Publication Type: Popular Publication
Publication Acceptance Date: December 10, 2004
Publication Date: December 15, 2004
Citation: Lunney, J.K. 2004. Immune tools measure pig disease, vaccine responses. National Hog Farmer, pp. 13-14.

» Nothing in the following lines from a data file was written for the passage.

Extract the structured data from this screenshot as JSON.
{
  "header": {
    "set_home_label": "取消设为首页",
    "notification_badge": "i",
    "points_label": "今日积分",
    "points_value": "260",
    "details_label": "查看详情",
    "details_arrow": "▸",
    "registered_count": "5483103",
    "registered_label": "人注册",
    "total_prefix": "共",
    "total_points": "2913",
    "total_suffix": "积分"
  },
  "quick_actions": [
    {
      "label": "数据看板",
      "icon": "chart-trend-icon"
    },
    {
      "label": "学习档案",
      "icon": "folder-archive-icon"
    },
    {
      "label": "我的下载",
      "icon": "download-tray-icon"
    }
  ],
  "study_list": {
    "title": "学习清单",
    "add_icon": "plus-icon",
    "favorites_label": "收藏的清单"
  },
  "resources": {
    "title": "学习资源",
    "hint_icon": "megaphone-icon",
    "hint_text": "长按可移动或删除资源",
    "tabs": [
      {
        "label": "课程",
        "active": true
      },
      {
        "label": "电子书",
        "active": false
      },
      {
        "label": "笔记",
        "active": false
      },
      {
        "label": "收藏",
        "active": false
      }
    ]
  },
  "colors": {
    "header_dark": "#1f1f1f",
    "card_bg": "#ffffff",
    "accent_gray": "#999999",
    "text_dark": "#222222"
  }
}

This article is a short summary for National Hog Farmer of our recent research on pig responses to infectious diseases and vaccinations. Pigs exposed to infectious organisms express immunity but the intensity of this response is different depending on the organism. Our differential gene expression studies highlight the immune genes that have been "turned on" or not during an immune response. For example, in response to porcine reproductive and respiratory syndrome (PRRS) virus infection or vaccination certain immune genes, particularly the interferons, are very slowly turned on and also weakly expressed. This means that protective immunity is poor. Use of our differential gene expression tools provide new ways to measure disease and vaccine responses. These studies will help us develop clear tests to indicate which vaccines are more effective and thus, potentially, better stimulators of protective immunity. They also will help vaccine manufacturers to compare vaccination protocols and select better adjuvants to improve vaccines. According to the National Pork Board (NPB), PRRS costs U.S. pork producers at least $600 million annually. Thus, it is the most economically significant disease facing the US pig industry today. Modified live virus vaccines are available for PRRS but are not completely protective, particularly against heterologous viral challenges. New immune approaches are needed for PRRS prevention, including using new biotherapeutics, improved vaccines and better adjuvants.